Peer Effects in Education

February 26, 2011

Who would deny that friends, especially those in the same classroom, influence how much each other learn.  This seems like a really important process to understand.  It’s one of my research interests.  Unfortunately it’s really hard!

Mark, over at Observational Epidemiology, links us to VOXEU for a paper attempting to shed light on the topic.  The authors are economists, and they offer sophisticated econometrics in an attempt to estimate a truly causal effect.  Unfortunately, the “treatment” effect, they attempt to identify is rather odd… the sum of one’s peers’ future educational attainment:

“We find that a standard deviation increase in peers’ aggregate years of education (roughly two more high-school graduate friends) translates into roughly a 10 percent increase of a standard deviation in the individual’s education attainment (roughly 3.5 more months of education).”

One of the key generalizations the authors would like to make is that improving one student’s education, improves their friends’ educations.  It seems that to inform that generalization, a better independent variable would be the mean of friend’s educational attainment, rather than the sum.  There’s a lot more that could be said about the methodology, but I’ll hold off for now.  Get the full paper, by Eleonora Pattachini and Yves Zenou, here.


Eleonora Pattachini and Yves Zenou (2011). Dynamic Aspects of Teenage Friendships and Educational Attainment Center for Economic Policy Research (February) Other: DP8223


Ngrams of Social Science Disciplines: Part 2

February 4, 2011

I have a few more thoughts about the graph of Ngrams of social science disciplines that I posted about last week.

The trends in economics, sociology, and anthropology appear, to my eye, to be correlated.  What cultural factors, cause this?  General interest in the formal study of social behavior?  What causes that?  Perhaps the correlated short-term, i.e. year-to-year variation, is best understood as having a different cause from the correlated trends over longer periods?  In particular, why did each term decline since the 1990s, with a particularly big drop-off from 2007 to 2008?

Perhaps the last year of data is unreliable, but should we be worried about the trend?

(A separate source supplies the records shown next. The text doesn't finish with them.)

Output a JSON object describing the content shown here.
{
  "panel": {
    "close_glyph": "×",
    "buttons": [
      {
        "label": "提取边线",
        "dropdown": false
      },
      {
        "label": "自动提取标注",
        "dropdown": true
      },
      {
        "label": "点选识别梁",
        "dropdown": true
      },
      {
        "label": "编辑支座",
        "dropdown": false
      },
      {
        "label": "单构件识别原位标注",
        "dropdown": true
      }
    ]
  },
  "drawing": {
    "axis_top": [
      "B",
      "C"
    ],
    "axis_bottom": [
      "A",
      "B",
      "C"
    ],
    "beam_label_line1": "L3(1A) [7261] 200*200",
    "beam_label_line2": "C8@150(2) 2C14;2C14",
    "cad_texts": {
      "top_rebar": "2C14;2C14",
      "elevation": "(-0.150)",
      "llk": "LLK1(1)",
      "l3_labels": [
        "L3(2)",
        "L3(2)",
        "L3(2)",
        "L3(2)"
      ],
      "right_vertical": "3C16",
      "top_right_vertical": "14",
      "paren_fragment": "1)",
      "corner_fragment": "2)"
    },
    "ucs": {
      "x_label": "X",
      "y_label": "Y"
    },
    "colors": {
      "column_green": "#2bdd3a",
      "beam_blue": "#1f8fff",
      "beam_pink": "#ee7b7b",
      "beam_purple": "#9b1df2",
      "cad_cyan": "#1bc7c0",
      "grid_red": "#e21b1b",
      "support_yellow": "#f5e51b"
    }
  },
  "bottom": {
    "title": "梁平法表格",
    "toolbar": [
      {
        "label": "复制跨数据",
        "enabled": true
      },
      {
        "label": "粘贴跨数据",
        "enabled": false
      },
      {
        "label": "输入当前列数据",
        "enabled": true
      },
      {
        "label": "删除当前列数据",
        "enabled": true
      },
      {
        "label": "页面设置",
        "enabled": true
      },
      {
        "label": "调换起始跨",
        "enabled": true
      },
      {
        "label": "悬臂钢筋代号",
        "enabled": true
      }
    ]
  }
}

I plugged in the name of a practitioner of each discipline: “sociologist, economist, political scientist, anthropologist, psychologist” to see if I noticed any differences.  The basic trends look the same, but there are some differences.  e.g. in the last two decades, “anthropologist” is more popular than you’d expect given “anthropology” and “economist” is less popular than you’d expect given, “economics.”  I can easily spin a story: anthropology is more subjective, so the identity of the researcher is more relevant.  I can think of more possibilities, but none of them explains why this difference only becomes notable in the last twenty years.

Looking over a longer time period, we can see that each of the human sciences has become more prominent since 1900 (at least by this measure.  In addition to other concerns, consider that economics was once known as “political economy.”)

The “harder” sciences have also done well.  Physics and mathematics growing faster in the first half of the century, but then stagnating as biology (tracking sociology amazingly closely) catches up.


I’m having a lot of fun fooling around with these ngrams, so I’ll probably do at least one more post using them soon.  I highly encourage interested parties to check out the paper published in Science which will introduce you to a far greater range of types of analysis that this dataset allows.